# DIRECTIONS FOR THIS TASK
Your answer should consist of the lines below that hold the word "JSON".

# DATA RECORDS
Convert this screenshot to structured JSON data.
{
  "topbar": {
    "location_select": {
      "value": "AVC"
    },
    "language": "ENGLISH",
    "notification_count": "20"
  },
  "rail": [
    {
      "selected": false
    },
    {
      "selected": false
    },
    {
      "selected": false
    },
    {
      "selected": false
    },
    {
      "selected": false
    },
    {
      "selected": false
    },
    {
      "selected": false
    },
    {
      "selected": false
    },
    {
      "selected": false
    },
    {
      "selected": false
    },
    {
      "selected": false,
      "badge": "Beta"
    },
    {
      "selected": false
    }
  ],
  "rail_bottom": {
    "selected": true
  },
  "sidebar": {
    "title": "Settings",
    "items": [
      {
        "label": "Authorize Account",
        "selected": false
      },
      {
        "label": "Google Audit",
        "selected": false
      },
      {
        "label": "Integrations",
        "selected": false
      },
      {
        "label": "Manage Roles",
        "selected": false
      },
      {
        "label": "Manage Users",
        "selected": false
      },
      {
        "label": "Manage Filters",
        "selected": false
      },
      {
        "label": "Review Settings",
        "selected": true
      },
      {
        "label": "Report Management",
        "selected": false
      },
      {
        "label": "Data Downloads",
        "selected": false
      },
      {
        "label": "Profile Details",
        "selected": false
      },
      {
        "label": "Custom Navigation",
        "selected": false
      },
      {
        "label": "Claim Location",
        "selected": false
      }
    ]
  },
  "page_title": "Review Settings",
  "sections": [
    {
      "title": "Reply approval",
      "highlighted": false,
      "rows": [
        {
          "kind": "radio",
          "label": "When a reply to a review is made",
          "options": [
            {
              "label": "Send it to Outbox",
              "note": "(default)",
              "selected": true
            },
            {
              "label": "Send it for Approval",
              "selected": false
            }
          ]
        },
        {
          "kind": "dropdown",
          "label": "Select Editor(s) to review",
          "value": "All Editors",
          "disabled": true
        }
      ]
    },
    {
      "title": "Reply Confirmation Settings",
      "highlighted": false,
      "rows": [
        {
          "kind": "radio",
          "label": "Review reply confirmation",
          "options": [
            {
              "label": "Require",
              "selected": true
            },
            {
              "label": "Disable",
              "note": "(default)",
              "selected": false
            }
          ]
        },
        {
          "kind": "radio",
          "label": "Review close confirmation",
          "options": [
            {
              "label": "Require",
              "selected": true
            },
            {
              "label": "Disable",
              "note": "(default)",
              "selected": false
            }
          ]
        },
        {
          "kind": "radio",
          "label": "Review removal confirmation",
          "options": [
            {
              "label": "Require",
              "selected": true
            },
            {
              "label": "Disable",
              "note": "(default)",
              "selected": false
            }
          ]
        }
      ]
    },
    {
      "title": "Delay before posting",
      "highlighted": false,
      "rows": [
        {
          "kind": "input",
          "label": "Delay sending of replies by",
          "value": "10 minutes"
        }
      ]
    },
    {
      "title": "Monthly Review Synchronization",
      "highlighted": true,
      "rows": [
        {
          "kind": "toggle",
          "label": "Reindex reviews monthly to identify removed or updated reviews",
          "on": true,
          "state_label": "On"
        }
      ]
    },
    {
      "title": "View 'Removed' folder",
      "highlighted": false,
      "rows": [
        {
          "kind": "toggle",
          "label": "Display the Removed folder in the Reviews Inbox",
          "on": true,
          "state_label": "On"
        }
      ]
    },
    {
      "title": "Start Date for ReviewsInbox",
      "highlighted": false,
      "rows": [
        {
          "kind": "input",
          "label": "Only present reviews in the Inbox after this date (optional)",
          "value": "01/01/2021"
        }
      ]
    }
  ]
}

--

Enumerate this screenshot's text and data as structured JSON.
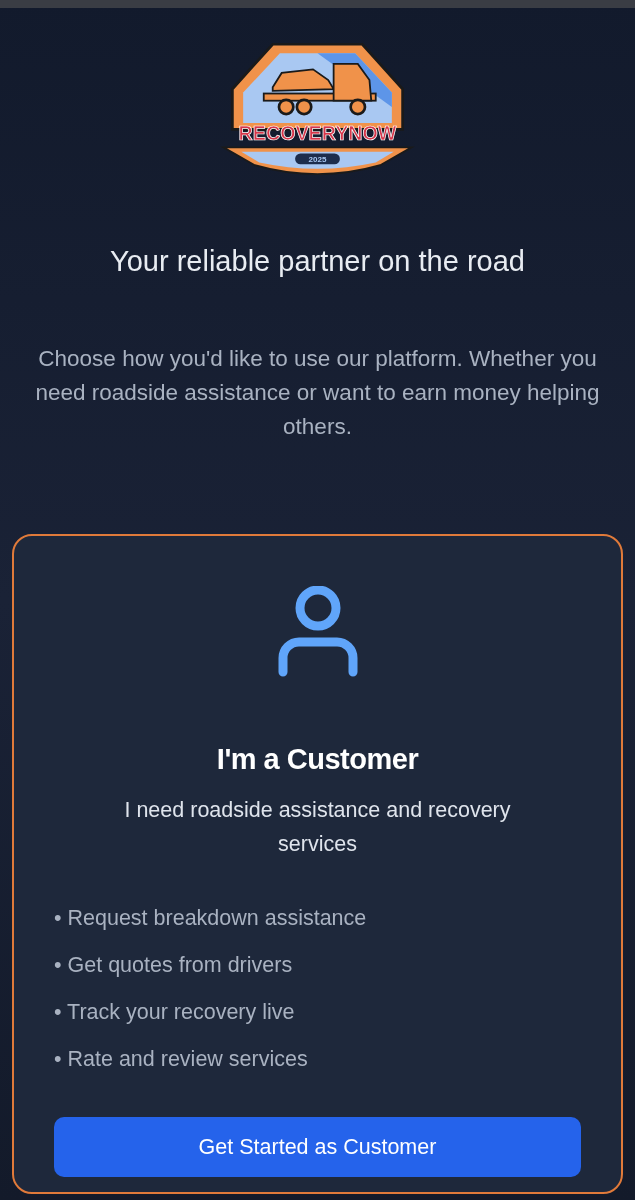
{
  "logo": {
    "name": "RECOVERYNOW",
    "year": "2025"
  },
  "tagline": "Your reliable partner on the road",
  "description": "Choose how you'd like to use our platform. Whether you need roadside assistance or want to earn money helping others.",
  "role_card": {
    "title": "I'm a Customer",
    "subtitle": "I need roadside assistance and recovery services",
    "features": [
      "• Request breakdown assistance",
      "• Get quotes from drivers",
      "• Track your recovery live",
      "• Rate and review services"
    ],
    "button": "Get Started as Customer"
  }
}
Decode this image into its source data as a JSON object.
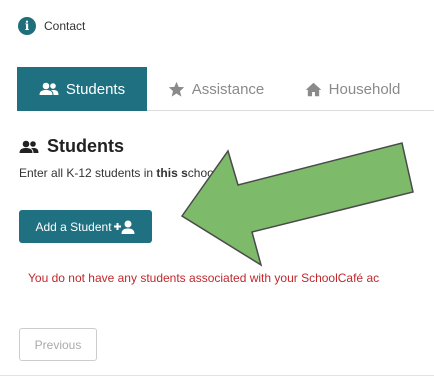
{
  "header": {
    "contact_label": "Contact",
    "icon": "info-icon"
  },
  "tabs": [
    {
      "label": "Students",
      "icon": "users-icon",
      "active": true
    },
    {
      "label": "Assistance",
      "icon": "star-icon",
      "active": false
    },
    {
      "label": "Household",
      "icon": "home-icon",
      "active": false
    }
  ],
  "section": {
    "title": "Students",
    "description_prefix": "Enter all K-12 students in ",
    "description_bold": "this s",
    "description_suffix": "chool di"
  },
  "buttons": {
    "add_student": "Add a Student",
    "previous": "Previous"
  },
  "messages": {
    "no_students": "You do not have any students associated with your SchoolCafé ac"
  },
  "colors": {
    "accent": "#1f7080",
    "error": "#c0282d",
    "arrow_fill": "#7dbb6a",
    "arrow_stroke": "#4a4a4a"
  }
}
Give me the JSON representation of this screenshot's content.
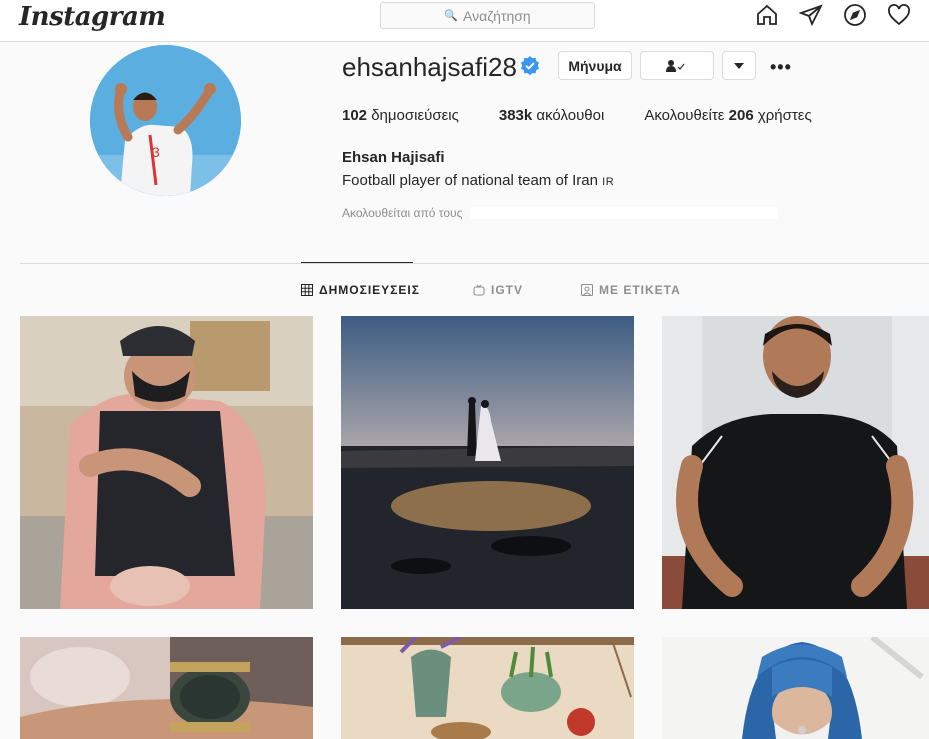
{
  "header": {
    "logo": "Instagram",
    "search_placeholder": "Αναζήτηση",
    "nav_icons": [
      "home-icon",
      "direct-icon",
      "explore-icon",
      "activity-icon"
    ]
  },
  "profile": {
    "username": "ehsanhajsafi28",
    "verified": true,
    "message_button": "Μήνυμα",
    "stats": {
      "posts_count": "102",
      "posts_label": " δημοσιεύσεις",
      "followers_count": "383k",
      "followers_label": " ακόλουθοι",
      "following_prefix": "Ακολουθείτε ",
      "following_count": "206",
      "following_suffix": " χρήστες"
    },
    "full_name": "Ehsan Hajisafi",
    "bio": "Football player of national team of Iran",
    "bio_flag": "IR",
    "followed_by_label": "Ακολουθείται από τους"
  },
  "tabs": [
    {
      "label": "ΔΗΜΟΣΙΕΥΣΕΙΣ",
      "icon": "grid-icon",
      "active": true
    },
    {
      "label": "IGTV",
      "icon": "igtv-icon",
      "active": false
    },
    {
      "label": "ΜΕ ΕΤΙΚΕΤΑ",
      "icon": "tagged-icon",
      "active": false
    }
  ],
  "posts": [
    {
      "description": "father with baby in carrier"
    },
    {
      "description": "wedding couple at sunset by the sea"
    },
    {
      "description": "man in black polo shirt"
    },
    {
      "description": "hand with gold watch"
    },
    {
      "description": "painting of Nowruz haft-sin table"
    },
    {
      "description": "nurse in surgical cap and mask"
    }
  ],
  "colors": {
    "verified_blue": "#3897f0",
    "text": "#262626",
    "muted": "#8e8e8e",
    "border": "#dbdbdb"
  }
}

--

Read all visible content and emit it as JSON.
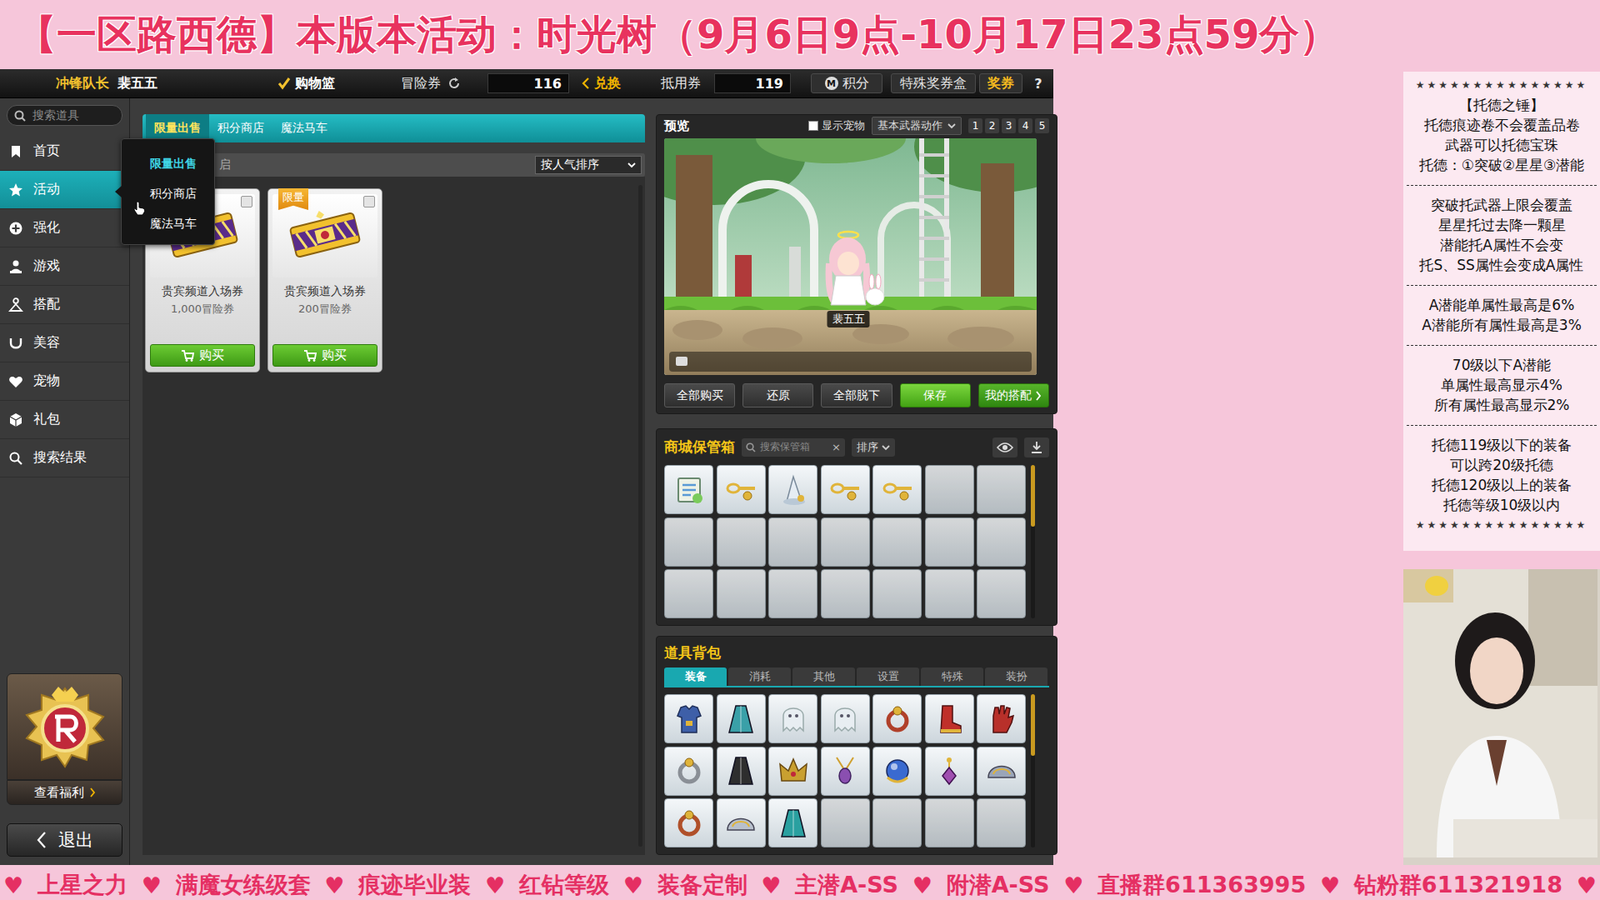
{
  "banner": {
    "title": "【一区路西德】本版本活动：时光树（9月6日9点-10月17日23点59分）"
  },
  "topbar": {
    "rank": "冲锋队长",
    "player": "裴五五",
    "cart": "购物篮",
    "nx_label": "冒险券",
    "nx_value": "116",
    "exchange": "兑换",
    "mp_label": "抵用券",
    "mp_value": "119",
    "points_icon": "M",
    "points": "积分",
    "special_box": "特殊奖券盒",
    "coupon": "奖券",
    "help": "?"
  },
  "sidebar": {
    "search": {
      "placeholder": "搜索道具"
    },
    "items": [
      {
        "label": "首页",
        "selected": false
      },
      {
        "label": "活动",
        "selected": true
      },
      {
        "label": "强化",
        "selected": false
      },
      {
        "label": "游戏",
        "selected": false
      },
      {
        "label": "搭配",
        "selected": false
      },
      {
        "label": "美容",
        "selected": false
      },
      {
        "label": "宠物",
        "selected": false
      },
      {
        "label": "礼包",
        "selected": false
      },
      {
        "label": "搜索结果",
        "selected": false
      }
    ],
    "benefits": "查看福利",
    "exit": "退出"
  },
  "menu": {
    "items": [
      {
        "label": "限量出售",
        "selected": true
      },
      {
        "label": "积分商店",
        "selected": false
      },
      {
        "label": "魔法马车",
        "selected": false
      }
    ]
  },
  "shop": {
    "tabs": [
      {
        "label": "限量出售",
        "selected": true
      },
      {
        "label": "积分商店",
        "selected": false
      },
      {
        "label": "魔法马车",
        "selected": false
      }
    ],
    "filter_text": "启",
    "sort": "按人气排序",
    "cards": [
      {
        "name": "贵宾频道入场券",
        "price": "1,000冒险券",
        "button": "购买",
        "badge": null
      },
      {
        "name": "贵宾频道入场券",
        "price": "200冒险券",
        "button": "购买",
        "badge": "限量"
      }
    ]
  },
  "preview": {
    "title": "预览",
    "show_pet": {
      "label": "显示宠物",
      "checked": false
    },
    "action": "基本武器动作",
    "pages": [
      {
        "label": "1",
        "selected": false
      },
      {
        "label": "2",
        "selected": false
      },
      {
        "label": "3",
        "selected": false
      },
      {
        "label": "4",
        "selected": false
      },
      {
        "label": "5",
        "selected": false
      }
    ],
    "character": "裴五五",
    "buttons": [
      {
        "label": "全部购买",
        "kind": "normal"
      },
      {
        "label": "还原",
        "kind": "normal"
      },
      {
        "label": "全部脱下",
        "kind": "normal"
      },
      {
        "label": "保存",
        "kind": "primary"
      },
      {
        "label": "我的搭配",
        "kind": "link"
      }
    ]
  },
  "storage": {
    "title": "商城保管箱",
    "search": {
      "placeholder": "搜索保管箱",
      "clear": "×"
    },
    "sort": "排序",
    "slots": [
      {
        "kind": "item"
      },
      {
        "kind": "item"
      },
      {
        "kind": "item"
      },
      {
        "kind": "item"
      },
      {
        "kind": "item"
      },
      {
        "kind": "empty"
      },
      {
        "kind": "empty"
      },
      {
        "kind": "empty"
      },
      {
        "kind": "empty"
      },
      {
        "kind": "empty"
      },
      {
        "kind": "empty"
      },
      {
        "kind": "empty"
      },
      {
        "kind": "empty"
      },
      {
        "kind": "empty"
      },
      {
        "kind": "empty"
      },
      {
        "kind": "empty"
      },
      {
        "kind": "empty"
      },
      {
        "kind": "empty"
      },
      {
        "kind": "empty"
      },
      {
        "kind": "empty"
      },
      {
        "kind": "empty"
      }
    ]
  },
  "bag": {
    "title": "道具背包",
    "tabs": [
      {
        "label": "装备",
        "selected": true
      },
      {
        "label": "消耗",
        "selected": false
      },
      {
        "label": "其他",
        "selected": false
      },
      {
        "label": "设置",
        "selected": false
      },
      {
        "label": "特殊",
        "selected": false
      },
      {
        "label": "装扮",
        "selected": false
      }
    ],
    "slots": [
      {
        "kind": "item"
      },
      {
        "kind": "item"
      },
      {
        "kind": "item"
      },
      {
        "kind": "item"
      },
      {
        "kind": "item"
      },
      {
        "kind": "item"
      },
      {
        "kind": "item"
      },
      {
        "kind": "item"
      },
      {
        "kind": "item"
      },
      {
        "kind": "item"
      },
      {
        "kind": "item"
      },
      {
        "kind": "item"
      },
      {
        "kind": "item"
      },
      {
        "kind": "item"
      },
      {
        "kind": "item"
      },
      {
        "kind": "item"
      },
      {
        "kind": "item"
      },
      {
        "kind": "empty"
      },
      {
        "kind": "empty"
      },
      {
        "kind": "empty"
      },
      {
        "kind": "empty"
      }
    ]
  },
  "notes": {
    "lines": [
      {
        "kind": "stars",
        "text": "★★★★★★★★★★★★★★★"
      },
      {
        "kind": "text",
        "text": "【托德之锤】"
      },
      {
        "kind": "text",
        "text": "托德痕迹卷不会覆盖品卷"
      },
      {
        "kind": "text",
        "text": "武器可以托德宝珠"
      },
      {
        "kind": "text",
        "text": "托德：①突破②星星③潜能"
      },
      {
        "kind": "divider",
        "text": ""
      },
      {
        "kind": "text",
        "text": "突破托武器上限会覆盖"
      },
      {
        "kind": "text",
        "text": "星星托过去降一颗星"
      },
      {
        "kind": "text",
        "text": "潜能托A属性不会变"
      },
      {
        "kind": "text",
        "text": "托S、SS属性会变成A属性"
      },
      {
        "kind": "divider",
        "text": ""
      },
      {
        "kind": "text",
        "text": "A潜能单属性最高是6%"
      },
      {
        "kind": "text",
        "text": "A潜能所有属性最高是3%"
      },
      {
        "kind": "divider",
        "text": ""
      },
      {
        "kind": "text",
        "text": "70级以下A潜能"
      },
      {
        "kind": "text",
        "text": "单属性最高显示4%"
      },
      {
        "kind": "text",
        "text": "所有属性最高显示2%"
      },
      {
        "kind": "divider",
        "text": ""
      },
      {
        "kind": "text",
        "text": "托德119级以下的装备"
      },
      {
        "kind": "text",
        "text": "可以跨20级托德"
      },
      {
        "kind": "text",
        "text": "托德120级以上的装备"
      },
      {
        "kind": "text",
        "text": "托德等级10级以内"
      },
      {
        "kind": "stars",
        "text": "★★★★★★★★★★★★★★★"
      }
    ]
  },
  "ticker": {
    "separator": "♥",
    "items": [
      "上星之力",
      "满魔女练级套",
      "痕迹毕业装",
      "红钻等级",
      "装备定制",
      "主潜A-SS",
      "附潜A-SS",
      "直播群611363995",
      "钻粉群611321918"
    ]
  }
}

# ANSWER SPACE
Convert this screenshot to structured JSON data.
Enumerate this screenshot's text and data as structured JSON.
Decode this image into its source data as a JSON object.
Give me the JSON representation of this screenshot's content.
Read all visible content and emit it as JSON.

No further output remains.